The Latest Bounce

 

Federal forest boss Dale Bosworth's complaints about citizen appeals of forest projects hit a crescendo in mid-September, yet appeals continue to pop up across the West. In Colorado, 11 groups appealed the White River Forest Plan, released in June (HCN, 7/8/02: White river). This time, Bosworth can't lay all the blame on environmentalists: Appellants range from Vail Resorts to the Sierra Club to the Colorado Off-Highway Vehicle Coalition.
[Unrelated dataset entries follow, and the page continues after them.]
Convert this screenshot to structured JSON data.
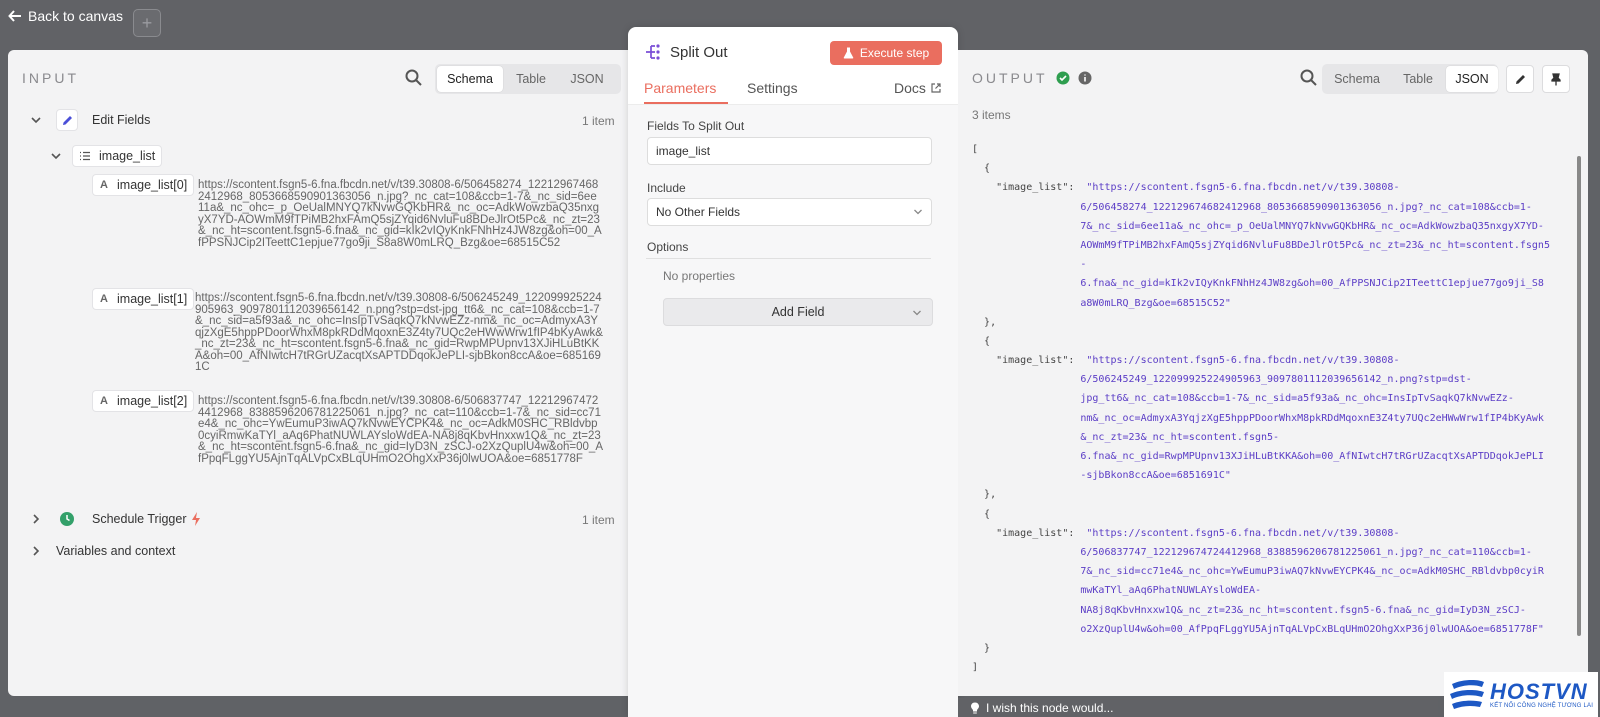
{
  "header": {
    "back_label": "Back to canvas",
    "plus_label": "+"
  },
  "input": {
    "label": "INPUT",
    "view_tabs": [
      "Schema",
      "Table",
      "JSON"
    ],
    "active_view": "Schema",
    "tree": {
      "node_name": "Edit Fields",
      "node_count": "1 item",
      "field_name": "image_list",
      "items": [
        {
          "name": "image_list[0]",
          "type": "A",
          "value": "https://scontent.fsgn5-6.fna.fbcdn.net/v/t39.30808-6/506458274_122129674682412968_8053668590901363056_n.jpg?_nc_cat=108&ccb=1-7&_nc_sid=6ee11a&_nc_ohc=_p_OeUalMNYQ7kNvwGQKbHR&_nc_oc=AdkWowzbaQ35nxgyX7YD-AOWmM9fTPiMB2hxFAmQ5sjZYqid6NvluFu8BDeJlrOt5Pc&_nc_zt=23&_nc_ht=scontent.fsgn5-6.fna&_nc_gid=kIk2vIQyKnkFNhHz4JW8zg&oh=00_AfPPSNJCip2ITeettC1epjue77go9ji_S8a8W0mLRQ_Bzg&oe=68515C52"
        },
        {
          "name": "image_list[1]",
          "type": "A",
          "value": "https://scontent.fsgn5-6.fna.fbcdn.net/v/t39.30808-6/506245249_122099925224905963_9097801112039656142_n.png?stp=dst-jpg_tt6&_nc_cat=108&ccb=1-7&_nc_sid=a5f93a&_nc_ohc=InsIpTvSaqkQ7kNvwEZz-nm&_nc_oc=AdmyxA3YqjzXgE5hppPDoorWhxM8pkRDdMqoxnE3Z4ty7UQc2eHWwWrw1fIP4bKyAwk&_nc_zt=23&_nc_ht=scontent.fsgn5-6.fna&_nc_gid=RwpMPUpnv13XJiHLuBtKKA&oh=00_AfNIwtcH7tRGrUZacqtXsAPTDDqokJePLI-sjbBkon8ccA&oe=6851691C"
        },
        {
          "name": "image_list[2]",
          "type": "A",
          "value": "https://scontent.fsgn5-6.fna.fbcdn.net/v/t39.30808-6/506837747_122129674724412968_8388596206781225061_n.jpg?_nc_cat=110&ccb=1-7&_nc_sid=cc71e4&_nc_ohc=YwEumuP3iwAQ7kNvwEYCPK4&_nc_oc=AdkM0SHC_RBldvbp0cyiRmwKaTYl_aAq6PhatNUWLAYsloWdEA-NA8j8qKbvHnxxw1Q&_nc_zt=23&_nc_ht=scontent.fsgn5-6.fna&_nc_gid=IyD3N_zSCJ-o2XzQuplU4w&oh=00_AfPpqFLggYU5AjnTqALVpCxBLqUHmO2OhgXxP36j0lwUOA&oe=6851778F"
        }
      ],
      "trigger_name": "Schedule Trigger",
      "trigger_count": "1 item",
      "vars_label": "Variables and context"
    }
  },
  "node": {
    "title": "Split Out",
    "execute_label": "Execute step",
    "tabs": [
      "Parameters",
      "Settings"
    ],
    "docs_label": "Docs",
    "fields_to_split_label": "Fields To Split Out",
    "fields_to_split_value": "image_list",
    "include_label": "Include",
    "include_value": "No Other Fields",
    "options_label": "Options",
    "no_properties": "No properties",
    "add_field_label": "Add Field"
  },
  "output": {
    "label": "OUTPUT",
    "view_tabs": [
      "Schema",
      "Table",
      "JSON"
    ],
    "active_view": "JSON",
    "items_count": "3 items",
    "json_lines": [
      [
        "",
        "[",
        ""
      ],
      [
        "  ",
        "{",
        ""
      ],
      [
        "    ",
        "\"image_list\":",
        "\"https://scontent.fsgn5-6.fna.fbcdn.net/v/t39.30808-"
      ],
      [
        "                  ",
        "",
        "6/506458274_122129674682412968_8053668590901363056_n.jpg?_nc_cat=108&ccb=1-"
      ],
      [
        "                  ",
        "",
        "7&_nc_sid=6ee11a&_nc_ohc=_p_OeUalMNYQ7kNvwGQKbHR&_nc_oc=AdkWowzbaQ35nxgyX7YD-"
      ],
      [
        "                  ",
        "",
        "AOWmM9fTPiMB2hxFAmQ5sjZYqid6NvluFu8BDeJlrOt5Pc&_nc_zt=23&_nc_ht=scontent.fsgn5"
      ],
      [
        "                  ",
        "",
        "-"
      ],
      [
        "                  ",
        "",
        "6.fna&_nc_gid=kIk2vIQyKnkFNhHz4JW8zg&oh=00_AfPPSNJCip2ITeettC1epjue77go9ji_S8"
      ],
      [
        "                  ",
        "",
        "a8W0mLRQ_Bzg&oe=68515C52\""
      ],
      [
        "  ",
        "},",
        ""
      ],
      [
        "  ",
        "{",
        ""
      ],
      [
        "    ",
        "\"image_list\":",
        "\"https://scontent.fsgn5-6.fna.fbcdn.net/v/t39.30808-"
      ],
      [
        "                  ",
        "",
        "6/506245249_122099925224905963_9097801112039656142_n.png?stp=dst-"
      ],
      [
        "                  ",
        "",
        "jpg_tt6&_nc_cat=108&ccb=1-7&_nc_sid=a5f93a&_nc_ohc=InsIpTvSaqkQ7kNvwEZz-"
      ],
      [
        "                  ",
        "",
        "nm&_nc_oc=AdmyxA3YqjzXgE5hppPDoorWhxM8pkRDdMqoxnE3Z4ty7UQc2eHWwWrw1fIP4bKyAwk"
      ],
      [
        "                  ",
        "",
        "&_nc_zt=23&_nc_ht=scontent.fsgn5-"
      ],
      [
        "                  ",
        "",
        "6.fna&_nc_gid=RwpMPUpnv13XJiHLuBtKKA&oh=00_AfNIwtcH7tRGrUZacqtXsAPTDDqokJePLI"
      ],
      [
        "                  ",
        "",
        "-sjbBkon8ccA&oe=6851691C\""
      ],
      [
        "  ",
        "},",
        ""
      ],
      [
        "  ",
        "{",
        ""
      ],
      [
        "    ",
        "\"image_list\":",
        "\"https://scontent.fsgn5-6.fna.fbcdn.net/v/t39.30808-"
      ],
      [
        "                  ",
        "",
        "6/506837747_122129674724412968_8388596206781225061_n.jpg?_nc_cat=110&ccb=1-"
      ],
      [
        "                  ",
        "",
        "7&_nc_sid=cc71e4&_nc_ohc=YwEumuP3iwAQ7kNvwEYCPK4&_nc_oc=AdkM0SHC_RBldvbp0cyiR"
      ],
      [
        "                  ",
        "",
        "mwKaTYl_aAq6PhatNUWLAYsloWdEA-"
      ],
      [
        "                  ",
        "",
        "NA8j8qKbvHnxxw1Q&_nc_zt=23&_nc_ht=scontent.fsgn5-6.fna&_nc_gid=IyD3N_zSCJ-"
      ],
      [
        "                  ",
        "",
        "o2XzQuplU4w&oh=00_AfPpqFLggYU5AjnTqALVpCxBLqUHmO2OhgXxP36j0lwUOA&oe=6851778F\""
      ],
      [
        "  ",
        "}",
        ""
      ],
      [
        "",
        "]",
        ""
      ]
    ]
  },
  "footer": {
    "hint": "I wish this node would..."
  },
  "watermark": {
    "name": "HOSTVN",
    "tagline": "KẾT NỐI CÔNG NGHỆ TƯƠNG LAI"
  },
  "colors": {
    "accent": "#ea6e5f",
    "json_string": "#5b3dc6",
    "success": "#2e9e4f",
    "brand": "#1d58c4"
  }
}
Wyoming's Game and Fish Commission, which plans to take over wolf management from the feds, isn't very wolf-friendly. The commission has suggested dual classification for the gray wolf: In Shoshone and Bridger-Teton national forest wilderness areas, wolves would be hunted as "trophy game," while in the rest of the state, wolves would remain a "predator species" that could be shot and killed anytime by anyone (HCN, 5/27/02: Wolf at the door).

For the second time this year, Judge James Parker has ordered the Bureau of Reclamation to stop shirking its duties and release water for the silvery minnow in New Mexico's Rio Grande (HCN, 7/08/02: Southwest drought desiccates fish before farmers). Environmentalists sued the Bureau and Fish and Wildlife Service when both agencies sidestepped the issue of a potentially dry riverbed this fall. The Bureau refused to wrangle water from irrigators and turned down a loan of water from Albuquerque, while, in a suspicious show of solidarity, the Service released a September opinion that no longer advocates releasing water from upstream reservoirs.
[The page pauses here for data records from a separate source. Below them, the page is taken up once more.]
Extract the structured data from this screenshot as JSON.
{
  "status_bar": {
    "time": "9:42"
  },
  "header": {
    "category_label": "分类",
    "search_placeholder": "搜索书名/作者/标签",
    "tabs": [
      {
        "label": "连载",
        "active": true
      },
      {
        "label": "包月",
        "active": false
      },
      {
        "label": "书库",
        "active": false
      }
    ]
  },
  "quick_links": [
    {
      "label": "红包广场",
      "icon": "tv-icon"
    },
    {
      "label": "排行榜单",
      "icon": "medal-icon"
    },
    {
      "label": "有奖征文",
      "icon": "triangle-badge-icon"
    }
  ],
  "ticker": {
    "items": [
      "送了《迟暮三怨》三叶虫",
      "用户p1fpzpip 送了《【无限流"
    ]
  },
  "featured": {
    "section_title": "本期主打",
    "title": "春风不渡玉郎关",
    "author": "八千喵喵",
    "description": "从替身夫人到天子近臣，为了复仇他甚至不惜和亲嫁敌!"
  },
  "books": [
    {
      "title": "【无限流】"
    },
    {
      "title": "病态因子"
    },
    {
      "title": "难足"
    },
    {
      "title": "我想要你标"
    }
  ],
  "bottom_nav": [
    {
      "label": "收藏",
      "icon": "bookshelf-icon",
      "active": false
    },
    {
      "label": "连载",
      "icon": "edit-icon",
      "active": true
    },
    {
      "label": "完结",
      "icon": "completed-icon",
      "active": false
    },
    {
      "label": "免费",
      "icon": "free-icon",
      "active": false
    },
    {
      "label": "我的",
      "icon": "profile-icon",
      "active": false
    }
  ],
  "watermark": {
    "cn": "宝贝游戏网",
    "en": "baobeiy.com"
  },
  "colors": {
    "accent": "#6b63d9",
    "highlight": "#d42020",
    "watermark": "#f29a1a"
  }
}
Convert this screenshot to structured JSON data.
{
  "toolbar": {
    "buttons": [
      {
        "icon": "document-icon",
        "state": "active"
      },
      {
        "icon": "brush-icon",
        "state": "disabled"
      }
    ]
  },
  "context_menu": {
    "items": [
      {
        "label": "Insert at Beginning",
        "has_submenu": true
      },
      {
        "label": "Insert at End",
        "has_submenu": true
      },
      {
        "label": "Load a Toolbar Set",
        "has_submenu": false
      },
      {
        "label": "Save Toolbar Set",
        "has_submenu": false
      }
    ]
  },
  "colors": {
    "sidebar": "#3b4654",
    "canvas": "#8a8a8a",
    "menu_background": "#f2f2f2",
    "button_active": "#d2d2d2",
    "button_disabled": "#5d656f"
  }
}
Interior Secretary Gale Norton and Assistant Secretary Neal McCaleb have been held in contempt of court for mishandling Indian trust accounts (HCN, 2/4/02: Indian trust is anything but). U.S. District Judge Royce Lamberth ruled Sept. 17 the two committed fraud and litigation misconduct. Several years ago, Lamberth held then-Interior Secretary Bruce Babbitt in contempt. Thousands of Indians are still waiting for their money.
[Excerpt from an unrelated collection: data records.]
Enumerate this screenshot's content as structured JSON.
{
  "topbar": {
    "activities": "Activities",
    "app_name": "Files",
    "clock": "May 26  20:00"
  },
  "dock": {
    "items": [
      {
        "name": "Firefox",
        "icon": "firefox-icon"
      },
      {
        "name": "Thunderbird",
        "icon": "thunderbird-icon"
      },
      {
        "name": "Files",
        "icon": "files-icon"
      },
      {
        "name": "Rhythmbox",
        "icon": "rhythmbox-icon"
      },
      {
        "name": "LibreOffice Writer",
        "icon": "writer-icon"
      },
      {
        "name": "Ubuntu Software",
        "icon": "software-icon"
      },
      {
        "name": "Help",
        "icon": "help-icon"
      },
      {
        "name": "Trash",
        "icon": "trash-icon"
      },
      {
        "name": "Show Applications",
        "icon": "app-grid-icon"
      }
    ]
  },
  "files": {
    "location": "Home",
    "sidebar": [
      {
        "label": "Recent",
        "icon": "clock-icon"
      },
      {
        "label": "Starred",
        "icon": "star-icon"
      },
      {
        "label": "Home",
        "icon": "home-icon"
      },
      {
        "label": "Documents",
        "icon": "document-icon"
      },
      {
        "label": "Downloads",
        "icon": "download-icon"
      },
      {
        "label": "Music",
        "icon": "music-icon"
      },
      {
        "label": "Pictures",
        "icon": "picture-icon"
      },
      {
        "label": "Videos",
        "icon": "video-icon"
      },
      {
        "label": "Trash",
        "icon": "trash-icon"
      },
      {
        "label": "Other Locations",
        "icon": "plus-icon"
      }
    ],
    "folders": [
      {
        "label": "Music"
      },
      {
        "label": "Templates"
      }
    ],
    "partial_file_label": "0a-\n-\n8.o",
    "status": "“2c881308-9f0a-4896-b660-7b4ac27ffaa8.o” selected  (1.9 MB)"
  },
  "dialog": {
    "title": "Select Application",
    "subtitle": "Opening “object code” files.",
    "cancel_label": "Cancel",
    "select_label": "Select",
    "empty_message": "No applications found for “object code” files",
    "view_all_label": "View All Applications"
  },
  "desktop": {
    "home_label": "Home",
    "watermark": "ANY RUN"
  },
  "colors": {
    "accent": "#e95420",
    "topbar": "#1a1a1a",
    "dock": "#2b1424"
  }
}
And, in a stunning display of inhumanity, Cochise County deputies in Arizona carried out the final act of humiliation for a Mexican woman who died of exposure while crossing into the U.S. (HCN, 10/9/00: The hunters and the hunted: The Arizona-Mexico border turns into the 21st century frontier). The officers strapped Janet Mata Mendez's decomposing body to the hood of a sheriff's vehicle and drove into the town of Bisbee. They said they didn't have room for Ms. Mendez inside the vehicle.